- Opening Delimiter -
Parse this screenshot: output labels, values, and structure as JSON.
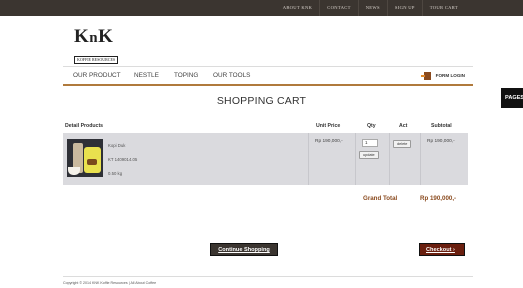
{
  "top_nav": [
    "ABOUT KNK",
    "CONTACT",
    "NEWS",
    "SIGN UP",
    "TOUR CART"
  ],
  "logo": {
    "main": "K",
    "middle": "n",
    "end": "K",
    "tagline": "KOFFIE RESOURCES"
  },
  "main_nav": [
    "OUR PRODUCT",
    "NESTLE",
    "TOPING",
    "OUR TOOLS"
  ],
  "login_label": "FORM LOGIN",
  "side_tab": "PAGES",
  "page_title": "SHOPPING CART",
  "table_headers": {
    "product": "Detail Products",
    "unit_price": "Unit Price",
    "qty": "Qty",
    "act": "Act",
    "subtotal": "Subtotal"
  },
  "cart_items": [
    {
      "name": "Kopi Duk",
      "code": "KT 1409014.05",
      "weight": "0.50 kg",
      "unit_price": "Rp 190,000,-",
      "qty": "1",
      "update_label": "update",
      "delete_label": "delete",
      "subtotal": "Rp 190,000,-"
    }
  ],
  "grand_total": {
    "label": "Grand Total",
    "value": "Rp 190,000,-"
  },
  "buttons": {
    "continue": "Continue Shopping",
    "checkout": "Checkout ›"
  },
  "footer": "Copyright © 2014 KNK Koffie Resources | All About Coffee",
  "colors": {
    "top_bar": "#3b3530",
    "accent": "#8a4a1e",
    "checkout": "#6a1f0f"
  }
}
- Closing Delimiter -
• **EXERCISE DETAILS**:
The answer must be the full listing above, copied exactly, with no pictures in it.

• **RESULT BELOW**:
Parse this screenshot: output labels, values, and structure as JSON.
{
  "top_nav": [
    "ABOUT KNK",
    "CONTACT",
    "NEWS",
    "SIGN UP",
    "TOUR CART"
  ],
  "logo": {
    "main": "K",
    "middle": "n",
    "end": "K",
    "tagline": "KOFFIE RESOURCES"
  },
  "main_nav": [
    "OUR PRODUCT",
    "NESTLE",
    "TOPING",
    "OUR TOOLS"
  ],
  "login_label": "FORM LOGIN",
  "side_tab": "PAGES",
  "page_title": "SHOPPING CART",
  "table_headers": {
    "product": "Detail Products",
    "unit_price": "Unit Price",
    "qty": "Qty",
    "act": "Act",
    "subtotal": "Subtotal"
  },
  "cart_items": [
    {
      "name": "Kopi Duk",
      "code": "KT 1409014.05",
      "weight": "0.50 kg",
      "unit_price": "Rp 190,000,-",
      "qty": "1",
      "update_label": "update",
      "delete_label": "delete",
      "subtotal": "Rp 190,000,-"
    }
  ],
  "grand_total": {
    "label": "Grand Total",
    "value": "Rp 190,000,-"
  },
  "buttons": {
    "continue": "Continue Shopping",
    "checkout": "Checkout ›"
  },
  "footer": "Copyright © 2014 KNK Koffie Resources | All About Coffee",
  "colors": {
    "top_bar": "#3b3530",
    "accent": "#8a4a1e",
    "checkout": "#6a1f0f"
  }
}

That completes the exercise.